Vin Santo is a sweet wine made from dried grapes. It is typically made from the local white grapes Malvasia and Trebbiano, although sometimes some proportion of Sangiovese grapes are included. The grapes are harvested when very ripe, and then laid out to dry for several months. This drying process concentrates the sugars, acids and flavor compounds in the grapes. The grapes are then crushed and pressed. The ultra sweet, thick juice is then fermented in barrel. Fermentation is slow and typically stops before all the sugars have been converted into alcohol, resulting in a very sweet wine. After fermentation, the barrels are sealed and the wine is aged for anything between 5 and 10 years. What is interesting about the ageing process is that there is no topping up (note: when a wine is maturing in barrel there is always some evaporation. Barrels are usually topped up with the same wine from other barrels to minimize the oxidative effect on the wine). With Vin Santo an oxidative influence is encouraged and indeed forms part of the style, adding complexity and flavor.
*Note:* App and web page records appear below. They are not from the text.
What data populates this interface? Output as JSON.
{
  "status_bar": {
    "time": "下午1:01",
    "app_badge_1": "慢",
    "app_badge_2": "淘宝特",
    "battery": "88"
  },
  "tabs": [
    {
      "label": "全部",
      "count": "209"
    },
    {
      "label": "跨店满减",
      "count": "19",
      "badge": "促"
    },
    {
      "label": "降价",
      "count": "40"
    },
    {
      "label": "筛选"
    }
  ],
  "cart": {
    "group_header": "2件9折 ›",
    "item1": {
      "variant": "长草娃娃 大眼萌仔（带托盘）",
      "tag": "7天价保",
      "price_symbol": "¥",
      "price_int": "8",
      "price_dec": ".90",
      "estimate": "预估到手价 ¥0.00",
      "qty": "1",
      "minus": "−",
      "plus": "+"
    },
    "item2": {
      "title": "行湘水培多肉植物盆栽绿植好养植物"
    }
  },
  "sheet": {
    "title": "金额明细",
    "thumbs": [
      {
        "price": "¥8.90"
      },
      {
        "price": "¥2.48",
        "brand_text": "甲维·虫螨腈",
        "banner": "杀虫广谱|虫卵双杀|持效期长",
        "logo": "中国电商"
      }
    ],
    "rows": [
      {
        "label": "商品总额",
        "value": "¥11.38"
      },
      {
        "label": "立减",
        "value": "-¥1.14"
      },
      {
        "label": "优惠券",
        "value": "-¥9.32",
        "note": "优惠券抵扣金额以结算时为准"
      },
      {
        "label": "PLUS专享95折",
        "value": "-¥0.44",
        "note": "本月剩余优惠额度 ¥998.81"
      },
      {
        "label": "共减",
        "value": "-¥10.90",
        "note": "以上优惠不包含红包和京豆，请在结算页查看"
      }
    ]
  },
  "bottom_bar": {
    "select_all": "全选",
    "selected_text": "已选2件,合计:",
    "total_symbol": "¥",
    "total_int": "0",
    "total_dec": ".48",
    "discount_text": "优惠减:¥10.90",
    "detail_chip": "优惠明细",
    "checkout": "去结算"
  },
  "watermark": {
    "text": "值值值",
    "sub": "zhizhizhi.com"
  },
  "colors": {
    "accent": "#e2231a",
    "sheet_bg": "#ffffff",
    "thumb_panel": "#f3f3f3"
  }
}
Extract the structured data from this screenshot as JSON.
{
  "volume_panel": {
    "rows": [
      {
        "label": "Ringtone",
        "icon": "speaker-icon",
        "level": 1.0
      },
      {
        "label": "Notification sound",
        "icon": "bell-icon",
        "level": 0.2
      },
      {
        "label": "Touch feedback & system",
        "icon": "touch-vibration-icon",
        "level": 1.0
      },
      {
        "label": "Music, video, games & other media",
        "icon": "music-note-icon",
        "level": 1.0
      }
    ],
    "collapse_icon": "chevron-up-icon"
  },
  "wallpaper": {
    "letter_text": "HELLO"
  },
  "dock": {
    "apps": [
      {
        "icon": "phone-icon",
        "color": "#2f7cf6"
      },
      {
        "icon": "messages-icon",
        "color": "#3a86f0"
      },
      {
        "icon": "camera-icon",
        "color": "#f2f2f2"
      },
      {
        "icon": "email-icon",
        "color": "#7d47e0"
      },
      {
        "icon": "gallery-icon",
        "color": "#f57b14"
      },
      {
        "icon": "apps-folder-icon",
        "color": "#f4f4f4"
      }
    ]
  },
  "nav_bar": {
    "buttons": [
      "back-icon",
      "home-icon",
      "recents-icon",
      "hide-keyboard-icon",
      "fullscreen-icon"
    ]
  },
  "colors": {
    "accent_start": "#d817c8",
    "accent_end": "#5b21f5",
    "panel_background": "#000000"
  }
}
The final wine is deliciously sweet and complex. It is packed with layers of wonderful flavors of dried figs, raisins, sweet baking spices, nuts and toffee. Truly delicious slowly sipped with a freshly baked cookie on a cold winter’s evening. Vin Santo wines are usually sold in half bottles (35cl) and cost about $45 – not cheap, but not terribly expensive considering the complex production method and the very long maturation time. Plus, a small glass goes a very long way. Three producers that I am fond of, and are widely available include Felsina, Badia a Coltibuono and Ruffino Serelle. Enjoy the holidays and a festive sip. Mary Gorman-McAdams, DWS, is a New York based wine educator, freelance writer and consultant. She hold the Diploma in Wine & Spirits from the Wine and Spirits Education Trust (WSET), and is a candidate in the Master of Wine Program. Related: Wine Gifts: From Stocking Stuffers, Gadgets & Books to Splurges & the Ultimate Luxury Champagnes (Images: Mary Gorman)